The input
★ ★ ★ ★
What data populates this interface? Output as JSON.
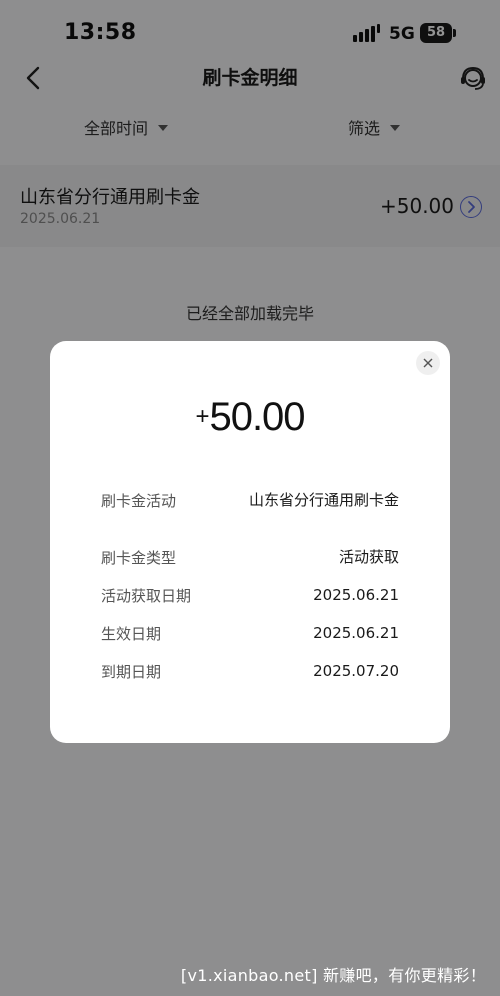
{
  "status_bar": {
    "time": "13:58",
    "network": "5G",
    "battery": "58"
  },
  "nav": {
    "title": "刷卡金明细",
    "back_icon": "chevron-left-icon",
    "service_icon": "customer-service-icon"
  },
  "filters": {
    "time_label": "全部时间",
    "screen_label": "筛选"
  },
  "record": {
    "title": "山东省分行通用刷卡金",
    "date": "2025.06.21",
    "amount": "+50.00"
  },
  "list_end_text": "已经全部加载完毕",
  "modal": {
    "amount_sign": "+",
    "amount_value": "50.00",
    "details": [
      {
        "label": "刷卡金活动",
        "value": "山东省分行通用刷卡金"
      },
      {
        "label": "刷卡金类型",
        "value": "活动获取"
      },
      {
        "label": "活动获取日期",
        "value": "2025.06.21"
      },
      {
        "label": "生效日期",
        "value": "2025.06.21"
      },
      {
        "label": "到期日期",
        "value": "2025.07.20"
      }
    ]
  },
  "watermark": "[v1.xianbao.net] 新赚吧，有你更精彩！",
  "colors": {
    "accent_arrow": "#5a6ad8",
    "overlay": "rgba(0,0,0,0.42)"
  }
}
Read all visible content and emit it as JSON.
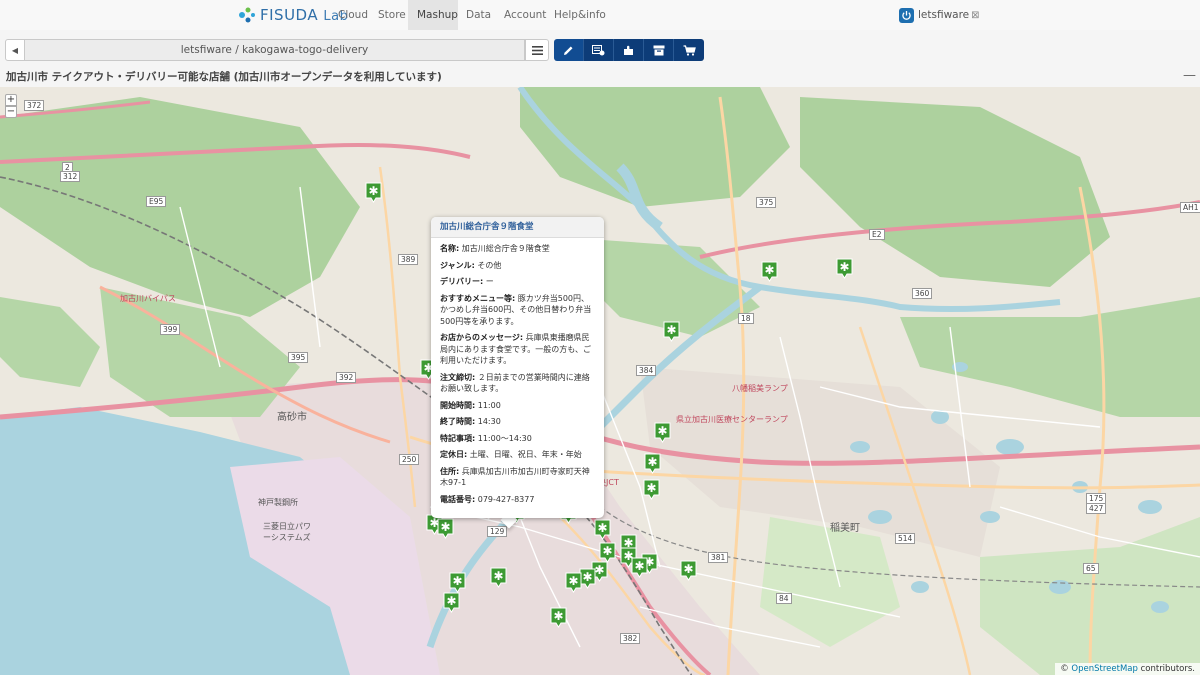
{
  "nav": {
    "logo_main": "FISUDA",
    "logo_sub": "Lab",
    "links": [
      {
        "label": "Cloud",
        "active": false
      },
      {
        "label": "Store",
        "active": false
      },
      {
        "label": "Mashup",
        "active": true
      },
      {
        "label": "Data",
        "active": false
      },
      {
        "label": "Account",
        "active": false
      },
      {
        "label": "Help&info",
        "active": false
      }
    ],
    "user": "letsfiware",
    "user_ext": "⊠"
  },
  "toolbar": {
    "path": "letsfiware / kakogawa-togo-delivery",
    "tools": [
      "edit-icon",
      "wiring-icon",
      "component-icon",
      "archive-icon",
      "cart-icon"
    ]
  },
  "page": {
    "title": "加古川市 テイクアウト・デリバリー可能な店舗 (加古川市オープンデータを利用しています)"
  },
  "map": {
    "zoom_in": "+",
    "zoom_out": "−",
    "labels": {
      "takasago": "高砂市",
      "inami": "稲美町",
      "sanyo_kokusaku": "三菱日立パワーシステムズ",
      "kobe_works": "神戸製鋼所",
      "kakogawa_bypass": "加古川バイパス",
      "kakogawa_jct": "加古川中央JCT",
      "kakogawa_hospital": "県立加古川医療センターランプ",
      "hachiman": "八幡稲美ランプ"
    },
    "shields": [
      "372",
      "2",
      "312",
      "E95",
      "389",
      "399",
      "395",
      "392",
      "250",
      "129",
      "382",
      "381",
      "384",
      "18",
      "360",
      "375",
      "E2",
      "AH1",
      "514",
      "175",
      "427",
      "84",
      "65"
    ],
    "attribution_prefix": "©",
    "attribution_link": "OpenStreetMap",
    "attribution_suffix": "contributors.",
    "marker_color": "#3d9a33"
  },
  "popup": {
    "title": "加古川総合庁舎９階食堂",
    "rows": [
      {
        "key": "名称:",
        "value": "加古川総合庁舎９階食堂"
      },
      {
        "key": "ジャンル:",
        "value": "その他"
      },
      {
        "key": "デリバリー:",
        "value": "ー"
      },
      {
        "key": "おすすめメニュー等:",
        "value": "豚カツ弁当500円、かつめし弁当600円、その他日替わり弁当500円等を承ります。"
      },
      {
        "key": "お店からのメッセージ:",
        "value": "兵庫県東播磨県民局内にあります食堂です。一般の方も、ご利用いただけます。"
      },
      {
        "key": "注文締切:",
        "value": "２日前までの営業時間内に連絡お願い致します。"
      },
      {
        "key": "開始時間:",
        "value": "11:00"
      },
      {
        "key": "終了時間:",
        "value": "14:30"
      },
      {
        "key": "特記事項:",
        "value": "11:00〜14:30"
      },
      {
        "key": "定休日:",
        "value": "土曜、日曜、祝日、年末・年始"
      },
      {
        "key": "住所:",
        "value": "兵庫県加古川市加古川町寺家町天神木97-1"
      },
      {
        "key": "電話番号:",
        "value": "079-427-8377"
      }
    ]
  }
}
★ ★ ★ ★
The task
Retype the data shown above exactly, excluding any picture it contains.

Answer to this task
What data populates this interface? Output as JSON.
{
  "status_bar": {
    "time": "13:58",
    "network": "5G",
    "battery": "58"
  },
  "nav": {
    "title": "刷卡金明细",
    "back_icon": "chevron-left-icon",
    "service_icon": "customer-service-icon"
  },
  "filters": {
    "time_label": "全部时间",
    "screen_label": "筛选"
  },
  "record": {
    "title": "山东省分行通用刷卡金",
    "date": "2025.06.21",
    "amount": "+50.00"
  },
  "list_end_text": "已经全部加载完毕",
  "modal": {
    "amount_sign": "+",
    "amount_value": "50.00",
    "details": [
      {
        "label": "刷卡金活动",
        "value": "山东省分行通用刷卡金"
      },
      {
        "label": "刷卡金类型",
        "value": "活动获取"
      },
      {
        "label": "活动获取日期",
        "value": "2025.06.21"
      },
      {
        "label": "生效日期",
        "value": "2025.06.21"
      },
      {
        "label": "到期日期",
        "value": "2025.07.20"
      }
    ]
  },
  "watermark": "[v1.xianbao.net] 新赚吧，有你更精彩！",
  "colors": {
    "accent_arrow": "#5a6ad8",
    "overlay": "rgba(0,0,0,0.42)"
  }
}
Read all visible content and emit it as JSON.
{
  "nav": {
    "logo_main": "FISUDA",
    "logo_sub": "Lab",
    "links": [
      {
        "label": "Cloud",
        "active": false
      },
      {
        "label": "Store",
        "active": false
      },
      {
        "label": "Mashup",
        "active": true
      },
      {
        "label": "Data",
        "active": false
      },
      {
        "label": "Account",
        "active": false
      },
      {
        "label": "Help&info",
        "active": false
      }
    ],
    "user": "letsfiware",
    "user_ext": "⊠"
  },
  "toolbar": {
    "path": "letsfiware / kakogawa-togo-delivery",
    "tools": [
      "edit-icon",
      "wiring-icon",
      "component-icon",
      "archive-icon",
      "cart-icon"
    ]
  },
  "page": {
    "title": "加古川市 テイクアウト・デリバリー可能な店舗 (加古川市オープンデータを利用しています)"
  },
  "map": {
    "zoom_in": "+",
    "zoom_out": "−",
    "labels": {
      "takasago": "高砂市",
      "inami": "稲美町",
      "sanyo_kokusaku": "三菱日立パワーシステムズ",
      "kobe_works": "神戸製鋼所",
      "kakogawa_bypass": "加古川バイパス",
      "kakogawa_jct": "加古川中央JCT",
      "kakogawa_hospital": "県立加古川医療センターランプ",
      "hachiman": "八幡稲美ランプ"
    },
    "shields": [
      "372",
      "2",
      "312",
      "E95",
      "389",
      "399",
      "395",
      "392",
      "250",
      "129",
      "382",
      "381",
      "384",
      "18",
      "360",
      "375",
      "E2",
      "AH1",
      "514",
      "175",
      "427",
      "84",
      "65"
    ],
    "attribution_prefix": "©",
    "attribution_link": "OpenStreetMap",
    "attribution_suffix": "contributors.",
    "marker_color": "#3d9a33"
  },
  "popup": {
    "title": "加古川総合庁舎９階食堂",
    "rows": [
      {
        "key": "名称:",
        "value": "加古川総合庁舎９階食堂"
      },
      {
        "key": "ジャンル:",
        "value": "その他"
      },
      {
        "key": "デリバリー:",
        "value": "ー"
      },
      {
        "key": "おすすめメニュー等:",
        "value": "豚カツ弁当500円、かつめし弁当600円、その他日替わり弁当500円等を承ります。"
      },
      {
        "key": "お店からのメッセージ:",
        "value": "兵庫県東播磨県民局内にあります食堂です。一般の方も、ご利用いただけます。"
      },
      {
        "key": "注文締切:",
        "value": "２日前までの営業時間内に連絡お願い致します。"
      },
      {
        "key": "開始時間:",
        "value": "11:00"
      },
      {
        "key": "終了時間:",
        "value": "14:30"
      },
      {
        "key": "特記事項:",
        "value": "11:00〜14:30"
      },
      {
        "key": "定休日:",
        "value": "土曜、日曜、祝日、年末・年始"
      },
      {
        "key": "住所:",
        "value": "兵庫県加古川市加古川町寺家町天神木97-1"
      },
      {
        "key": "電話番号:",
        "value": "079-427-8377"
      }
    ]
  }
}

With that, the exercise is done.